[Start of section]

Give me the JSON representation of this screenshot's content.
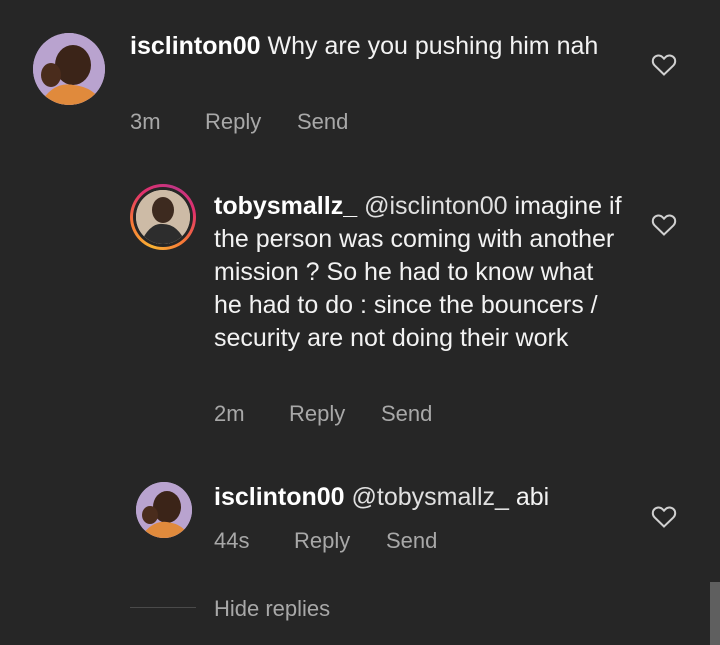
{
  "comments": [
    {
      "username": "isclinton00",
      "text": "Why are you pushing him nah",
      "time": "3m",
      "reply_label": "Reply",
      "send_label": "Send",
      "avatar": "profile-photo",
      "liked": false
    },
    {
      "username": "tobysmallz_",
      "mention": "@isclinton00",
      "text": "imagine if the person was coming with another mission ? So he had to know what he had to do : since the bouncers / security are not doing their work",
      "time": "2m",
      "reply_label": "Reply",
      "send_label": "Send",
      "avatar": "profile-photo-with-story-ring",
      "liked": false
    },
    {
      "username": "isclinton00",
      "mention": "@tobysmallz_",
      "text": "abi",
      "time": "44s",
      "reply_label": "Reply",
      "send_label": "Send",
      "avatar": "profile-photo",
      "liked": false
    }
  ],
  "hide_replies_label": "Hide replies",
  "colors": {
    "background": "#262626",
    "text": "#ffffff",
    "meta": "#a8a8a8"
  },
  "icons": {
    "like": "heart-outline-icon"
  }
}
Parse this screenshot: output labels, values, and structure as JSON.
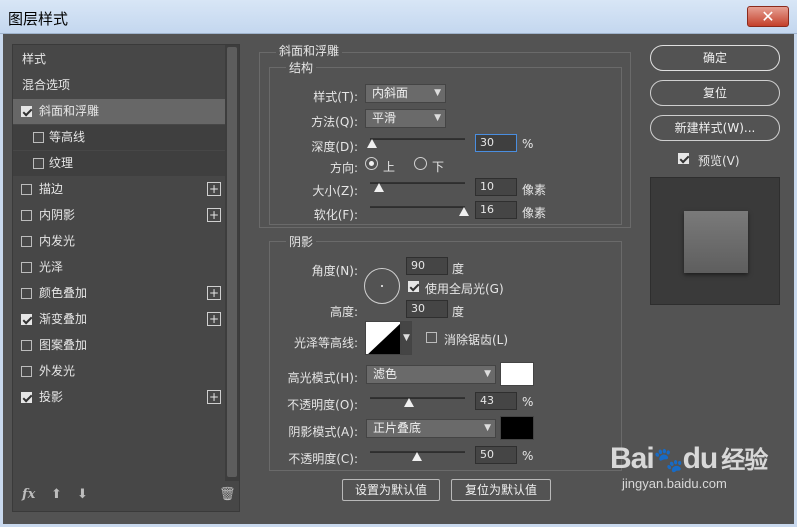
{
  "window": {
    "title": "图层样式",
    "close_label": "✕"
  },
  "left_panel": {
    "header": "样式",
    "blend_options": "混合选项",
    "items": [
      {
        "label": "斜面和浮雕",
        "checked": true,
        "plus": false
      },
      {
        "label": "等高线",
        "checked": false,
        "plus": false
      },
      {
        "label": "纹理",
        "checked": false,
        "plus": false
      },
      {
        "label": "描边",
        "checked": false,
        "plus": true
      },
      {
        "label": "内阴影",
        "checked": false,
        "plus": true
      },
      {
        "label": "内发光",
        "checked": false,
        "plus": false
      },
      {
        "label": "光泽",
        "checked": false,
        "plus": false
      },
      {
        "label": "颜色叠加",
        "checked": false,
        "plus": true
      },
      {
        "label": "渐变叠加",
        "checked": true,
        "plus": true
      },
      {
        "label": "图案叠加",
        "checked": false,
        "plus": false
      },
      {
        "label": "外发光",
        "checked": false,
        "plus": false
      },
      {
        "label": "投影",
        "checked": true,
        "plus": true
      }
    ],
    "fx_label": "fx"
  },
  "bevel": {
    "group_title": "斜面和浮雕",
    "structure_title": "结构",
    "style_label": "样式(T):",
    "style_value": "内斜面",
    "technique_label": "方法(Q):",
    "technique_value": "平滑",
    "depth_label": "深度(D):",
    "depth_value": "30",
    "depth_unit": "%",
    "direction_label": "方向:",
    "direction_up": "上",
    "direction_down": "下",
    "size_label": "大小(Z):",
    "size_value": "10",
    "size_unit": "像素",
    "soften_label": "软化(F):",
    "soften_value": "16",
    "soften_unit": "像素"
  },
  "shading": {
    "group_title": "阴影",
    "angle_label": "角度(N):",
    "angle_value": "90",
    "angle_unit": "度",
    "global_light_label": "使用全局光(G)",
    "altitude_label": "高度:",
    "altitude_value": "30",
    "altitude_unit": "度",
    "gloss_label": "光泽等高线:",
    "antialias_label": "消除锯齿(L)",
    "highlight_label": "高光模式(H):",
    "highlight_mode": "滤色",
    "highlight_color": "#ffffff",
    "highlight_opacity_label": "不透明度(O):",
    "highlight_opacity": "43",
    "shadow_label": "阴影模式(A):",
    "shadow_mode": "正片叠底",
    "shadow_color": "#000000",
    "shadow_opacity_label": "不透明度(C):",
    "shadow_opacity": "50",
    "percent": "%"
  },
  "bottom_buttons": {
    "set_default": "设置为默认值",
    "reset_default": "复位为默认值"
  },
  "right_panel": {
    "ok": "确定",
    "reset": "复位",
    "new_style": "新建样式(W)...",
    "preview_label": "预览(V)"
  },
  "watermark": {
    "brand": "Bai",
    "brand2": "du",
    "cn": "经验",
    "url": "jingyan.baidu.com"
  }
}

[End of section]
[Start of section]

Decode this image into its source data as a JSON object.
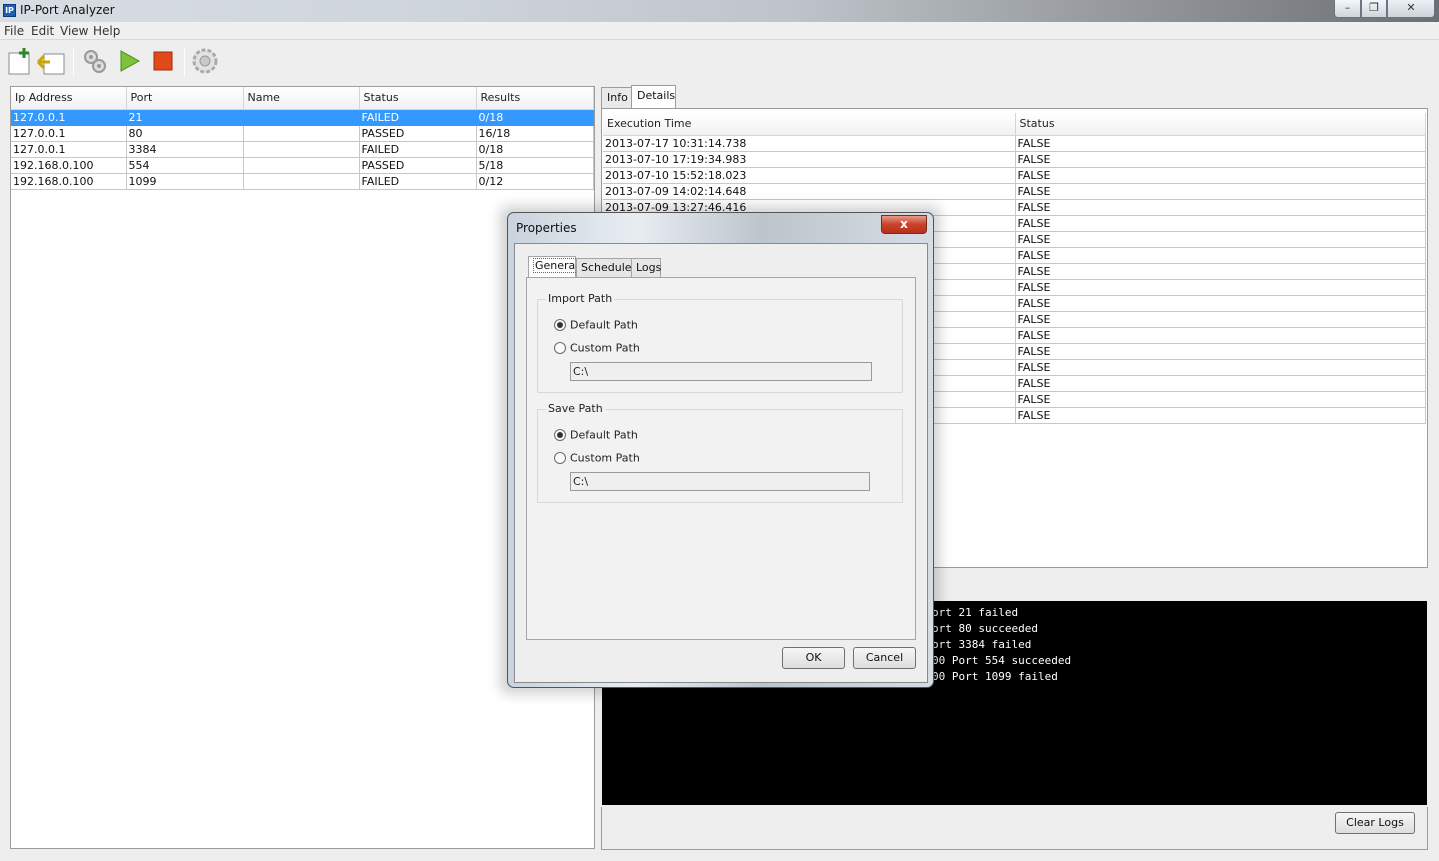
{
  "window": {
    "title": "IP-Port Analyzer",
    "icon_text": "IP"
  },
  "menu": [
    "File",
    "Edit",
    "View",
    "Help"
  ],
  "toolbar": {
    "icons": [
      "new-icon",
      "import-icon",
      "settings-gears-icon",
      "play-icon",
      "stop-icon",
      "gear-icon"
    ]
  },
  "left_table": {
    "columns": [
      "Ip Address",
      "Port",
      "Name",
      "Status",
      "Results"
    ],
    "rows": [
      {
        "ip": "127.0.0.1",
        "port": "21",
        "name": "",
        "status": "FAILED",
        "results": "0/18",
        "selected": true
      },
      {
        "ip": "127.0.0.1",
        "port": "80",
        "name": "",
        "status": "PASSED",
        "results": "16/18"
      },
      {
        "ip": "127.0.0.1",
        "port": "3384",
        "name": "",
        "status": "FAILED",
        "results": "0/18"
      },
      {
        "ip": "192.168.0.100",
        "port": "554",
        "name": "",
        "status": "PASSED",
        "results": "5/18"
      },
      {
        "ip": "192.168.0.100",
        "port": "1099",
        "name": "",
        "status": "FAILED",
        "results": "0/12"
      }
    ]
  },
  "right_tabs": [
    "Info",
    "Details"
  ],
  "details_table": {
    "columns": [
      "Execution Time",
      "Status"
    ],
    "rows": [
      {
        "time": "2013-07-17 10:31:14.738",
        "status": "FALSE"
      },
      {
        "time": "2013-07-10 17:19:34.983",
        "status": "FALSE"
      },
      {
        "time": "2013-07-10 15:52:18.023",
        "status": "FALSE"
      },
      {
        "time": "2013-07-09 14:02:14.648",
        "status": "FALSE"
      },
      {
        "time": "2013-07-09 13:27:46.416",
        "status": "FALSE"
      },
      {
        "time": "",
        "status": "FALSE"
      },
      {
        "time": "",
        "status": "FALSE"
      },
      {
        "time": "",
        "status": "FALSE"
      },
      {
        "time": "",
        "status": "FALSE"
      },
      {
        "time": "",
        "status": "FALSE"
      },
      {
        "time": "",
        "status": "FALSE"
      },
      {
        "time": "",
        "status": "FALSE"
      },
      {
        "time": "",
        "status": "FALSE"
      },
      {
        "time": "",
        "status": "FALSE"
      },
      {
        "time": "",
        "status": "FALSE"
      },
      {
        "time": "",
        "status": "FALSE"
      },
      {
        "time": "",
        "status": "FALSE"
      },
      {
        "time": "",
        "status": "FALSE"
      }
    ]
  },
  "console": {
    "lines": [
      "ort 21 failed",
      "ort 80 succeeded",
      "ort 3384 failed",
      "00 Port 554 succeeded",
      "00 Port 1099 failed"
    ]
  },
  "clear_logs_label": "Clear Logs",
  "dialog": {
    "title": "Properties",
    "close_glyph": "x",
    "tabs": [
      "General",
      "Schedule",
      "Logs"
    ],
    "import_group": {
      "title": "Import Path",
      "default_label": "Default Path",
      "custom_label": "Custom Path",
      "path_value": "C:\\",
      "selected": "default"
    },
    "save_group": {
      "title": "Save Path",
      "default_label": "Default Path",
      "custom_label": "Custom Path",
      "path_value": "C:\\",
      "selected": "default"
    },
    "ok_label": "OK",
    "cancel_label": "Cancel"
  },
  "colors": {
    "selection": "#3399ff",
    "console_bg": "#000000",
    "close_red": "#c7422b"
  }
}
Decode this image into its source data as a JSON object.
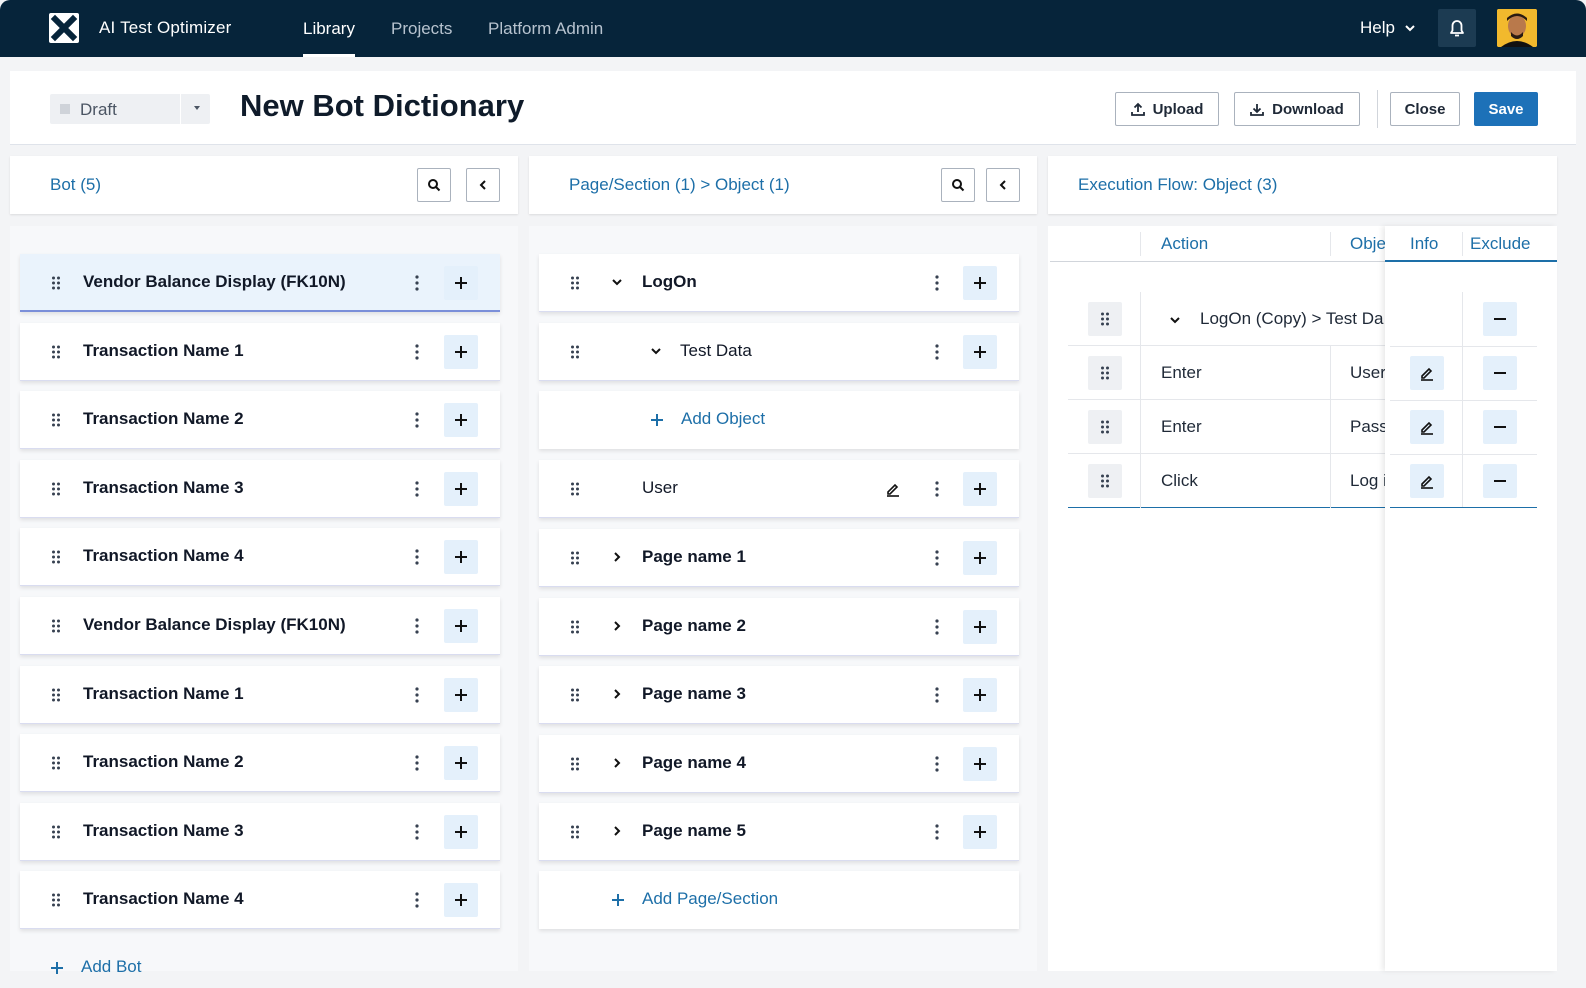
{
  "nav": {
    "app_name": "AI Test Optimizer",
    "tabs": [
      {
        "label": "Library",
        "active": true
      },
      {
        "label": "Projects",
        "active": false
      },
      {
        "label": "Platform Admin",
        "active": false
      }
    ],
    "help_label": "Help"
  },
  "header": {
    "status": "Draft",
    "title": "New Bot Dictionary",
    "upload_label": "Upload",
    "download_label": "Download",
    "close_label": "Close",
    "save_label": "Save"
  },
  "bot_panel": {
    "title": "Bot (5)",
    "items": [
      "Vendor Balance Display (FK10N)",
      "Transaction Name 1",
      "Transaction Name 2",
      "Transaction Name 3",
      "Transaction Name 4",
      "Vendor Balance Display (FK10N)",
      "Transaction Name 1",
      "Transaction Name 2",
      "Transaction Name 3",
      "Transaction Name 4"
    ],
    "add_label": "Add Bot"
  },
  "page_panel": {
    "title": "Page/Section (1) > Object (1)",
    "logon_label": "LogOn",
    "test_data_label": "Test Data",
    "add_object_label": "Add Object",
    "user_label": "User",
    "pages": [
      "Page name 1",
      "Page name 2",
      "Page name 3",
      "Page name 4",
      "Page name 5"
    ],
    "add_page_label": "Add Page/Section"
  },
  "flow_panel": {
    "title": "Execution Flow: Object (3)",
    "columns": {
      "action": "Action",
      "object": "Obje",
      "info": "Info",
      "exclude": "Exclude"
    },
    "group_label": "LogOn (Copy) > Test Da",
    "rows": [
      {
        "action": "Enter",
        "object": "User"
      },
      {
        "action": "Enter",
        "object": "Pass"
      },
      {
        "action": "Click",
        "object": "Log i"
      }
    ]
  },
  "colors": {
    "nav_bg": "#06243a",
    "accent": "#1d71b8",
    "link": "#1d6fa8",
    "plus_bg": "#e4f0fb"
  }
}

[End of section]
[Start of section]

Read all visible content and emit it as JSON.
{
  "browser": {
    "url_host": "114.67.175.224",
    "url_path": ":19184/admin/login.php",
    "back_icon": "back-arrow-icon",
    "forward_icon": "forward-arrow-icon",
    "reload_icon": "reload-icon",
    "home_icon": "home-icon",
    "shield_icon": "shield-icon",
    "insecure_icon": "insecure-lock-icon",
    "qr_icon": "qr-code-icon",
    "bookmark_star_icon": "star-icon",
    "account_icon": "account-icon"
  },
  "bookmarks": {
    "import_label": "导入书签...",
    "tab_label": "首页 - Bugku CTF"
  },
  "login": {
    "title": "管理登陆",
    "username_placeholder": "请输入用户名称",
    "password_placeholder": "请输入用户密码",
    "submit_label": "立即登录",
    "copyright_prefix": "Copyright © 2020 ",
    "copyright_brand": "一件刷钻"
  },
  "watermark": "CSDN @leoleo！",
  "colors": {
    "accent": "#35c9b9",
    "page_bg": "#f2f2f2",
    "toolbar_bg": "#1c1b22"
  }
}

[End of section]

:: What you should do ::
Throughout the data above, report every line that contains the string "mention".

:: Task response ::
      "mention": "@isclinton00",
      "mention": "@tobysmallz_",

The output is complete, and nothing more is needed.